When I came to Bogota three and a half months ago, I was so fearful. After hearing all the stories, and warnings, and ‘No Dar Papaya’. During what was happening in Colombia at that time politically.
My first hostel was located in La Candelaria, a beautiful district in the historical centre yet not the safest. I literally walked around the block only. So not like me. I walked around Lisbon in the late evening hours, stopping for wine and then walking back home. I walked around the towns I have never been to before, got lost, found my way, discovered places and never worried. I used to live in South Croydon and went dancing salsa in Brixton!
Don’t get me wrong. I’m not stupid. I am still careful. Yet, I am kind of fearless at the same time. In Europe.
It all changed when I landed in Bogota back in May and checked in to my hostel in La Candelaria. I walked maybe three streets away from the hostel, max. I went to see the Plaza de Bolivar but didn’t even take any photos, scared someone is going to snatch my phone out of my hand.
Luckily I took a city bike tour, and this was fun. I have learnt a bit about the city and ventured a bit further out. Yay!
Of course, things had changed after I left Bogota and arrived at the coast, yet still. During my first week in Santa Marta, I was still pretty wary. I would not be taking pictures when I’m alone, and until I arrived in Palomino, I would never walk around the town alone after dark. Mind you, in Colombia, that is after 7, lol.
I’m back in Bogota now. After three and half months of the most incredible journey around this remarkable country.
My last stop is in Chapinero, and I really love this part of the city. Probably my favourite.
I feel like a different person arrived here a few days ago. I feel at home. I walk around softly, confidently; before I say something, people often think I’m actually Colombian. Funny.
Today I went hiking up the Monserate. It is probably the most famous spot in Bogota, and most people go up by cable car or funicular. It’s not a long hike, but ascending at the elevation of 3000m is a bit of a challenge.
It was a great hike, so much so that I will probably write a little post about it. Once at the top, I went browsing around the restaurants, refused lunch like million times, had a laugh with waiters promising sea view and boys in a bikini if I ate in their restaurant and eventually stopped for a tinto (black coffee) and arepa de choclo (surprisingly nice sweet arepa with cheese). After taking the Funiculum down, I decided to walk to see the exposition in Museo de Bogota.
I walked. I checked google maps once in a while, which was unimaginable three months ago. Still, I looked around for any suspicious situations before I took my phone out, but I just felt okay.
Suddenly I found myself back where it all started – in La Candelaria. As I walked around, I recognised the streets and graffiti and hostels and restaurants. Yet, I felt so differently.
Did I tell you already how much I love Colombia? I’m sure I did. I didn’t love it back in May. Yet. I took photographs of the same places I photographed three months ago. But those photographs were taken with different eyes, without fear. And with a much-expanded heart.

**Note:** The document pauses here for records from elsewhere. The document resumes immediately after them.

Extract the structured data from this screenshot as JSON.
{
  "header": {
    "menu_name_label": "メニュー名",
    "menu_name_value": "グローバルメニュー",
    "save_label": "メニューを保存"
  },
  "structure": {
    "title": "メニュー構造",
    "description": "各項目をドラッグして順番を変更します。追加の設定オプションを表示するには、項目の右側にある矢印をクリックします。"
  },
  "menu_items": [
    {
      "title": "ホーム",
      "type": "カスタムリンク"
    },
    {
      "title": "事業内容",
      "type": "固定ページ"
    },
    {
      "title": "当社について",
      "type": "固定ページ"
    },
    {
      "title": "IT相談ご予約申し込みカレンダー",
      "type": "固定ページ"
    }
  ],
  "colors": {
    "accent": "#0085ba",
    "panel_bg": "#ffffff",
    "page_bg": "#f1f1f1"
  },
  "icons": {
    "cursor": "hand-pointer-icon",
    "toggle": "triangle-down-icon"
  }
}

The funny thing is that I went to Museo de Bogota to see the collection of photographs of old, historical Bogota. But came upon a new exhibition called ‘Adentro.’
It is a heartwarming and sometimes sad exhibition portraying the simple lives of people who moved to Bogota and lived in different conditions, as shown through photographs and personal stories.
I went to discover the past, and what I discovered is a present.
I left the museum even more in love with this place. There is something about this country that really touches your heart. At least it touched mine.
And as I looked at those photographs and read the people’s stories, some very sad and some very hopeful, I felt tears coming to my eyes.
Every country is the same. Different, but the same. People living in this country are like everyone else. We are all the same. Underneath. With the same hopes and dreams, same fears. Same anger and insecurities. Same relationship problem. Some are poor, some have money. Some are artists and some are office workers. This country is no different from any other country I have visited or will visit in the future. Travelling makes you really touch it. The human. The truth.
Don’t believe what they say. Go see!